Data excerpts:
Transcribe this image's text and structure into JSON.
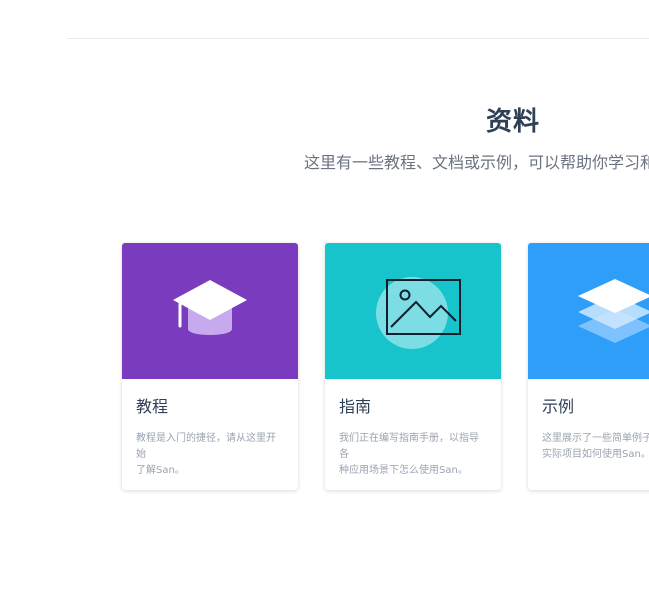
{
  "section": {
    "title": "资料",
    "subtitle": "这里有一些教程、文档或示例，可以帮助你学习和"
  },
  "cards": [
    {
      "title": "教程",
      "description": "教程是入门的捷径，请从这里开始\n了解San。",
      "icon": "graduation-cap-icon",
      "color": "#7a3bbe"
    },
    {
      "title": "指南",
      "description": "我们正在编写指南手册，以指导各\n种应用场景下怎么使用San。",
      "icon": "image-icon",
      "color": "#17c4cc"
    },
    {
      "title": "示例",
      "description": "这里展示了一些简单例子，\n实际项目如何使用San。",
      "icon": "layers-icon",
      "color": "#2e9ef8"
    }
  ]
}
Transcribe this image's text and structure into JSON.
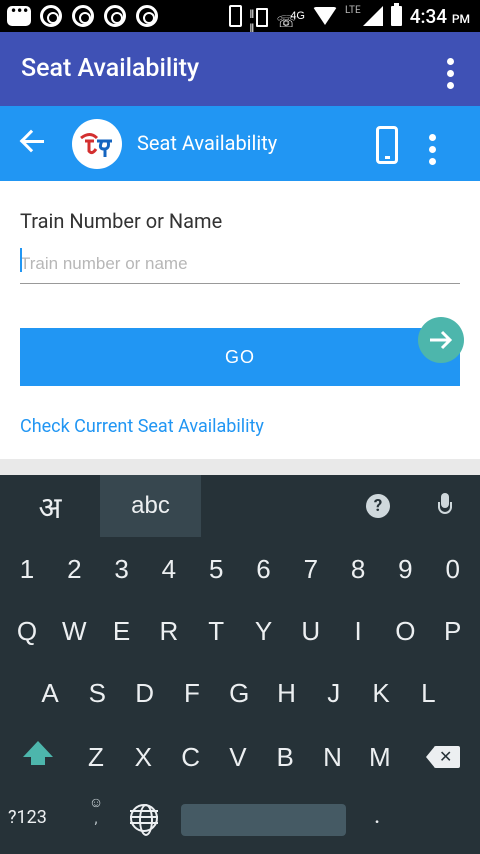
{
  "status_bar": {
    "time": "4:34",
    "ampm": "PM",
    "network_label": "4G",
    "lte_label": "LTE"
  },
  "app_bar": {
    "title": "Seat Availability"
  },
  "sub_bar": {
    "title": "Seat Availability"
  },
  "form": {
    "field_label": "Train Number or Name",
    "input_placeholder": "Train number or name",
    "input_value": "",
    "go_label": "GO",
    "link_label": "Check Current Seat Availability"
  },
  "keyboard": {
    "lang_hindi": "अ",
    "lang_english": "abc",
    "help_label": "?",
    "number_row": [
      "1",
      "2",
      "3",
      "4",
      "5",
      "6",
      "7",
      "8",
      "9",
      "0"
    ],
    "row1": [
      "Q",
      "W",
      "E",
      "R",
      "T",
      "Y",
      "U",
      "I",
      "O",
      "P"
    ],
    "row2": [
      "A",
      "S",
      "D",
      "F",
      "G",
      "H",
      "J",
      "K",
      "L"
    ],
    "row3": [
      "Z",
      "X",
      "C",
      "V",
      "B",
      "N",
      "M"
    ],
    "symbols_label": "?123",
    "emoji_label": "☺",
    "comma_label": ",",
    "period_label": "."
  },
  "colors": {
    "app_bar": "#3f51b5",
    "sub_bar": "#2196f3",
    "accent": "#2196f3",
    "keyboard_bg": "#263238",
    "keyboard_accent": "#4db6ac"
  }
}
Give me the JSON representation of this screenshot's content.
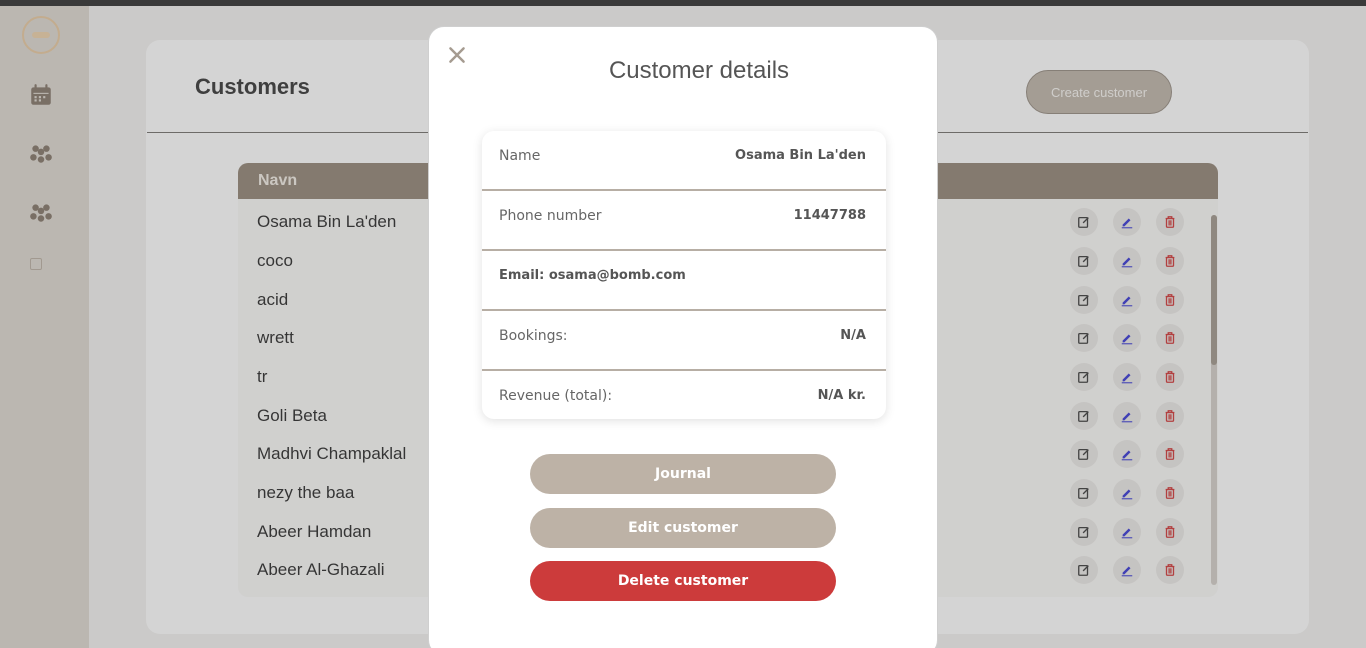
{
  "header": {
    "title": "Customers",
    "create_label": "Create customer"
  },
  "table": {
    "column_header": "Navn",
    "rows": [
      "Osama Bin La'den",
      "coco",
      "acid",
      "wrett",
      "tr",
      "Goli Beta",
      "Madhvi Champaklal",
      "nezy the baa",
      "Abeer Hamdan",
      "Abeer Al-Ghazali"
    ]
  },
  "modal": {
    "title": "Customer details",
    "fields": {
      "name_label": "Name",
      "name_value": "Osama Bin La'den",
      "phone_label": "Phone number",
      "phone_value": "11447788",
      "email_text": "Email: osama@bomb.com",
      "bookings_label": "Bookings:",
      "bookings_value": "N/A",
      "revenue_label": "Revenue (total):",
      "revenue_value": "N/A kr."
    },
    "buttons": {
      "journal": "Journal",
      "edit": "Edit customer",
      "delete": "Delete customer"
    }
  },
  "icons": {
    "sidebar": [
      "logo",
      "calendar-icon",
      "users-icon",
      "users-icon",
      "small-square-icon"
    ],
    "row_actions": [
      "edit-icon",
      "pen-icon",
      "trash-icon"
    ]
  },
  "colors": {
    "accent": "#8c7f70",
    "button_neutral": "#bdb2a6",
    "danger": "#cc3b3b"
  }
}
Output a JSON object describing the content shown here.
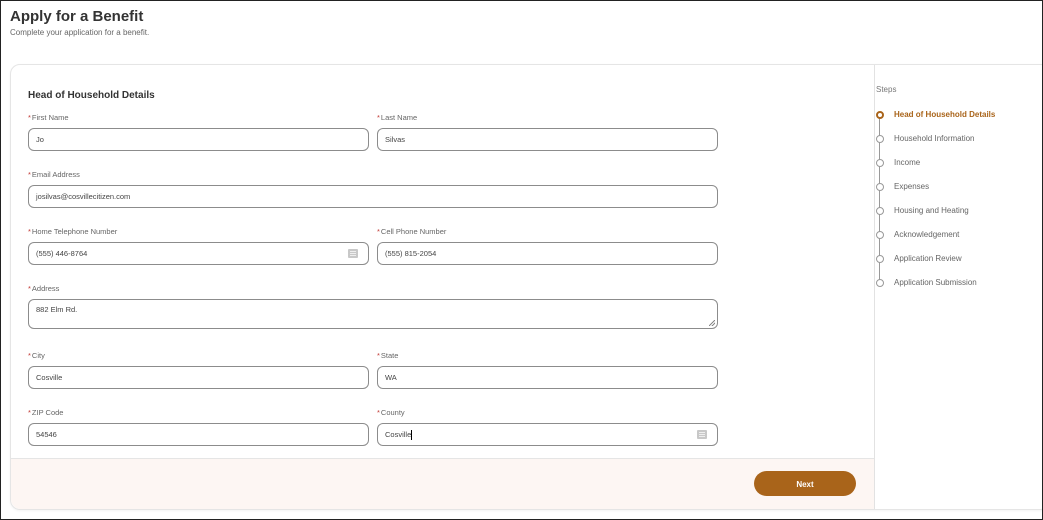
{
  "header": {
    "title": "Apply for a Benefit",
    "subtitle": "Complete your application for a benefit."
  },
  "form": {
    "section_title": "Head of Household Details",
    "required_marker": "*",
    "fields": {
      "first_name": {
        "label": "First Name",
        "value": "Jo"
      },
      "last_name": {
        "label": "Last Name",
        "value": "Silvas"
      },
      "email": {
        "label": "Email Address",
        "value": "josilvas@cosvillecitizen.com"
      },
      "home_phone": {
        "label": "Home Telephone Number",
        "value": "(555) 446-8764"
      },
      "cell_phone": {
        "label": "Cell Phone Number",
        "value": "(555) 815-2054"
      },
      "address": {
        "label": "Address",
        "value": "882 Elm Rd."
      },
      "city": {
        "label": "City",
        "value": "Cosville"
      },
      "state": {
        "label": "State",
        "value": "WA"
      },
      "zip": {
        "label": "ZIP Code",
        "value": "54546"
      },
      "county": {
        "label": "County",
        "value": "Cosville"
      }
    },
    "next_label": "Next"
  },
  "steps": {
    "title": "Steps",
    "active_color": "#a9641a",
    "items": [
      {
        "label": "Head of Household Details",
        "active": true
      },
      {
        "label": "Household Information",
        "active": false
      },
      {
        "label": "Income",
        "active": false
      },
      {
        "label": "Expenses",
        "active": false
      },
      {
        "label": "Housing and Heating",
        "active": false
      },
      {
        "label": "Acknowledgement",
        "active": false
      },
      {
        "label": "Application Review",
        "active": false
      },
      {
        "label": "Application Submission",
        "active": false
      }
    ]
  }
}
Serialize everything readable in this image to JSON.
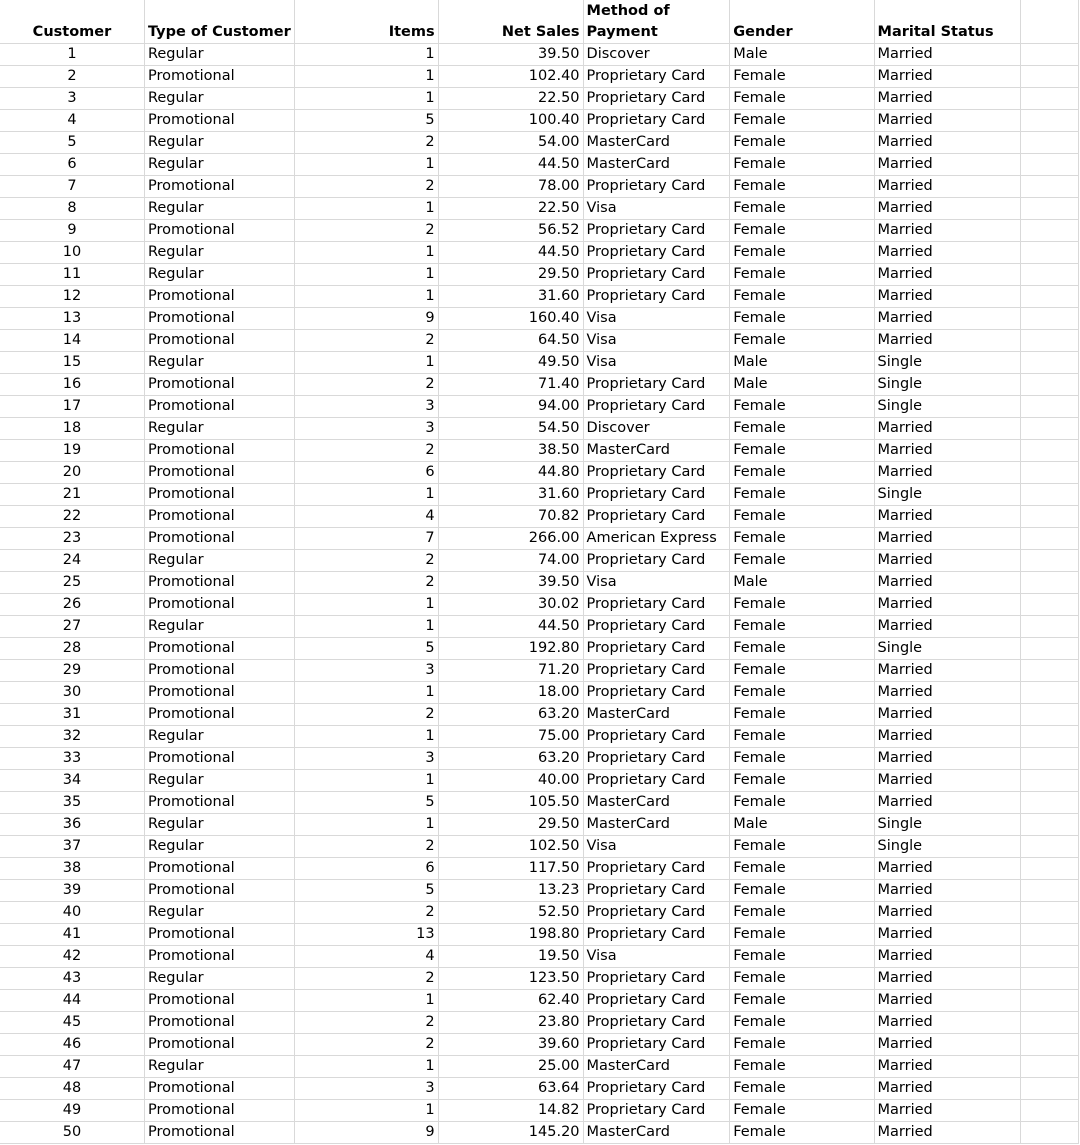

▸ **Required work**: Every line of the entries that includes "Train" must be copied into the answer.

▸ **Solution to the exercise**:
    "field_label": "Train Number or Name",
    "input_placeholder": "Train number or name",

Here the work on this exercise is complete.